(INPUT DATA Opens)

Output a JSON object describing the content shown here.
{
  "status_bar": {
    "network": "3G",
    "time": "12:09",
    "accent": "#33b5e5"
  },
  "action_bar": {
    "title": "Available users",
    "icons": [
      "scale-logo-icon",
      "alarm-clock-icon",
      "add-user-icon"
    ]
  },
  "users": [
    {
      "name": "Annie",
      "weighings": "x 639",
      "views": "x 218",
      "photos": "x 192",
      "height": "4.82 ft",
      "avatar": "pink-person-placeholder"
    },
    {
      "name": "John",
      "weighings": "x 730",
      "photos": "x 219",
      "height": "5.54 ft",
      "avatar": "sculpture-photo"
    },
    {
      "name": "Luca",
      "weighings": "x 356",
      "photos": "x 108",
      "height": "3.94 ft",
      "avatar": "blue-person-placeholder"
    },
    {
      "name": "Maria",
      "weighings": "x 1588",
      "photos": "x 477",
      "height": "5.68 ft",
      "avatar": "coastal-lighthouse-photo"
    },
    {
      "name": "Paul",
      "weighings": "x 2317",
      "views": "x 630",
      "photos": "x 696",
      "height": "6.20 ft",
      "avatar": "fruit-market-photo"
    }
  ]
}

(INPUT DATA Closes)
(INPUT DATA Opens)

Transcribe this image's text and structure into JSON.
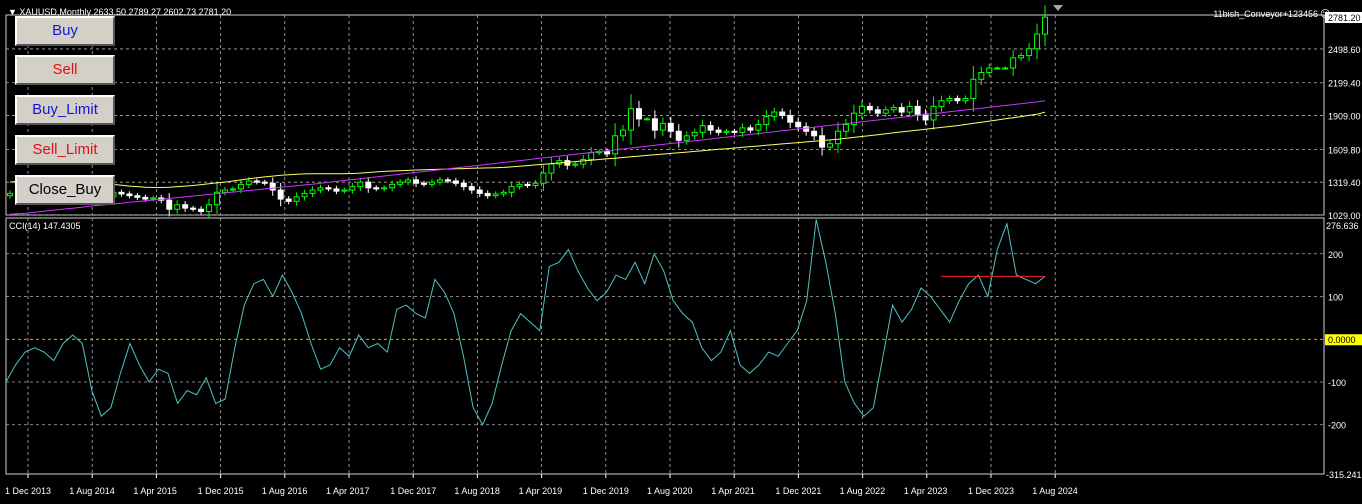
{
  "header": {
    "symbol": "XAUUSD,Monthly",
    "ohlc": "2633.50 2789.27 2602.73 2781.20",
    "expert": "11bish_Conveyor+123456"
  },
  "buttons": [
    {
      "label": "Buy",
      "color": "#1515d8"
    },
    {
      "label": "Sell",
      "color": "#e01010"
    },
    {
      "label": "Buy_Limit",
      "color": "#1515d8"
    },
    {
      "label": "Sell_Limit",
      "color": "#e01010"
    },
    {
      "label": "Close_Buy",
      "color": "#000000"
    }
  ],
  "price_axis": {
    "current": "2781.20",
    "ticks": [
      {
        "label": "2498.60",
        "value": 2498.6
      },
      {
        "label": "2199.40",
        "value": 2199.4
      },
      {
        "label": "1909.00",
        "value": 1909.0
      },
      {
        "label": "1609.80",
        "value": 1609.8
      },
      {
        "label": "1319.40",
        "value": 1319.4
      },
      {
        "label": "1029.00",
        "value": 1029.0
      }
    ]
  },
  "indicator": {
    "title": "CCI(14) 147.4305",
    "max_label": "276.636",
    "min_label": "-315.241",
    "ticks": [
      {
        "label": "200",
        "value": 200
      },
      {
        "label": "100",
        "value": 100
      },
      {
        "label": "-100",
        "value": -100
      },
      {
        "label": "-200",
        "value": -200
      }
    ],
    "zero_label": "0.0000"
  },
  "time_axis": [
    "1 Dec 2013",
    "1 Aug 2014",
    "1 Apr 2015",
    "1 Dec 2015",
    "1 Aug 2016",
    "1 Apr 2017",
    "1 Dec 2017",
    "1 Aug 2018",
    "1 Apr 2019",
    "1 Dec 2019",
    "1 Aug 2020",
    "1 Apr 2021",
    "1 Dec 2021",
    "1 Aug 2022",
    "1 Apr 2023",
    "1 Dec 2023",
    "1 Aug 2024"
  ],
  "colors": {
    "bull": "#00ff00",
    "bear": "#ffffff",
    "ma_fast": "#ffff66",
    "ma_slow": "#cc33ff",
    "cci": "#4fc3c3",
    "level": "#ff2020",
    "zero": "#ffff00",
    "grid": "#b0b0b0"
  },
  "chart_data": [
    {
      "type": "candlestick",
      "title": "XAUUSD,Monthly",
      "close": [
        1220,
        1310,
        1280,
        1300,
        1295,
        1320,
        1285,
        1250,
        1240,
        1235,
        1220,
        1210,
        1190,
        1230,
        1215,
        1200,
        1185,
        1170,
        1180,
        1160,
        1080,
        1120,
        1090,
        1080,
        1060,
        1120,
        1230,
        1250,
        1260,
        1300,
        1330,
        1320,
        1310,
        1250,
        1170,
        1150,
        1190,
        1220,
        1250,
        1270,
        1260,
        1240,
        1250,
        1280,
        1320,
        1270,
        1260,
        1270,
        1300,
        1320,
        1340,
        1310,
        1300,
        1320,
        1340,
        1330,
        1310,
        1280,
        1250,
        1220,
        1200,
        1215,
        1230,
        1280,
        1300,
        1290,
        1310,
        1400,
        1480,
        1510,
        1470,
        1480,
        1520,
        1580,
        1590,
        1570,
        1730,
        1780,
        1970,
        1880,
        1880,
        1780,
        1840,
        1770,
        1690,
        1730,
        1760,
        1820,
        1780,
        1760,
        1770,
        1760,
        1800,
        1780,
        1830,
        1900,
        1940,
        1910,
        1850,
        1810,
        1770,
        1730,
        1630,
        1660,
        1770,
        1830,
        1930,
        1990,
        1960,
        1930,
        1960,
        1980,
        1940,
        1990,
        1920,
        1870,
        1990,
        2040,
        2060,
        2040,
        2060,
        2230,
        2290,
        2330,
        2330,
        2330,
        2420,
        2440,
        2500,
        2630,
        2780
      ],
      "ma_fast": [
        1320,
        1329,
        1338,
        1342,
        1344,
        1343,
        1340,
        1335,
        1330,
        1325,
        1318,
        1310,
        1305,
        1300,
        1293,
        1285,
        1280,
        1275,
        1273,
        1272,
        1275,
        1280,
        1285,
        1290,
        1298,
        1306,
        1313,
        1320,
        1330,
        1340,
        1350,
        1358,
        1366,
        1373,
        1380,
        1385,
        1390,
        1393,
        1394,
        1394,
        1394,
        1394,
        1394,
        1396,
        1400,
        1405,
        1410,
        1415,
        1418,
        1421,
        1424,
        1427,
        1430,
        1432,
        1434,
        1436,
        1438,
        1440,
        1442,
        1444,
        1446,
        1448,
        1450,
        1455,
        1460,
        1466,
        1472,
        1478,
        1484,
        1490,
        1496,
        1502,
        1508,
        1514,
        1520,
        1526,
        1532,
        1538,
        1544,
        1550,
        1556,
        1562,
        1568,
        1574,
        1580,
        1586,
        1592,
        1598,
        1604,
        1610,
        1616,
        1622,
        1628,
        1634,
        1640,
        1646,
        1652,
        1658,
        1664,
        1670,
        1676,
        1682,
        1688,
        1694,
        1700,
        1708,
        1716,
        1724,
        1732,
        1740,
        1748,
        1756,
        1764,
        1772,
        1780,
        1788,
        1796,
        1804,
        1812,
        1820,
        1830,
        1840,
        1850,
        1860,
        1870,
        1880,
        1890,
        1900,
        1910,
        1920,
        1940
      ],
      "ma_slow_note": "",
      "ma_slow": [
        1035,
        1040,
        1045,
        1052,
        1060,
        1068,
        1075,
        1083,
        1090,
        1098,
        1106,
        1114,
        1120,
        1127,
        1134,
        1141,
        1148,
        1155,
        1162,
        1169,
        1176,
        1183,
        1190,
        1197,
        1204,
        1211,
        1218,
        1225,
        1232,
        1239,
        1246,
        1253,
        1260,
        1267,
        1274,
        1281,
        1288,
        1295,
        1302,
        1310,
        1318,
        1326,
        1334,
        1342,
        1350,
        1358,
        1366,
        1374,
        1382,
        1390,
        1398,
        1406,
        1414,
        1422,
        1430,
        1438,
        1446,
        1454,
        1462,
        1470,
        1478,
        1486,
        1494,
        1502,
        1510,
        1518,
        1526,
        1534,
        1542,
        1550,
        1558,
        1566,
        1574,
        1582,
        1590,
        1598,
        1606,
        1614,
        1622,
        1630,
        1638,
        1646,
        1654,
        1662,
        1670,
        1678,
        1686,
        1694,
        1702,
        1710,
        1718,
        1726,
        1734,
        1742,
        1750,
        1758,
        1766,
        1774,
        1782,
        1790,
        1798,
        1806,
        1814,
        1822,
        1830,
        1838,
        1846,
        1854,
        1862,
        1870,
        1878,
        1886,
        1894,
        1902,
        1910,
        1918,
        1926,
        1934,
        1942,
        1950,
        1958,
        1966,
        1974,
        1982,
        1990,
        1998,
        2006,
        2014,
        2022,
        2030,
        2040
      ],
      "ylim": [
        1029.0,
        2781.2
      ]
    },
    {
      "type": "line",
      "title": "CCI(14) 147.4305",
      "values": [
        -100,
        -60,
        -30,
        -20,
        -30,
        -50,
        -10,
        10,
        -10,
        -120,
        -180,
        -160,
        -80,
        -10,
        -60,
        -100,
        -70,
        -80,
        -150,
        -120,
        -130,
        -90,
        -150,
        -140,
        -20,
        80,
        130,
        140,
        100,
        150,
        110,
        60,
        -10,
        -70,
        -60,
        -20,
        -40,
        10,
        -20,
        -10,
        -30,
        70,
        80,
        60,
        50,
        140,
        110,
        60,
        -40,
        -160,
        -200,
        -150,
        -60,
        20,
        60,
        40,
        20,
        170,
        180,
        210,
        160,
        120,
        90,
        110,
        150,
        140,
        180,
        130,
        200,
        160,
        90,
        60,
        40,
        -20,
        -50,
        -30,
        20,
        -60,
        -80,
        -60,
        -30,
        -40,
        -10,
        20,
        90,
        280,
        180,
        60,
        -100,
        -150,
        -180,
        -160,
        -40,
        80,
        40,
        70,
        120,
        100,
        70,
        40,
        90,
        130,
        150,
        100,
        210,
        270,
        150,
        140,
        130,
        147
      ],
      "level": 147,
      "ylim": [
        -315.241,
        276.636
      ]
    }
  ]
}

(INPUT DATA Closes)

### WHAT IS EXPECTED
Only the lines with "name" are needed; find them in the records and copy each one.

### OUTPUT FOR THIS EXERCISE
      "name": "Annie",
      "name": "John",
      "name": "Luca",
      "name": "Maria",
      "name": "Paul",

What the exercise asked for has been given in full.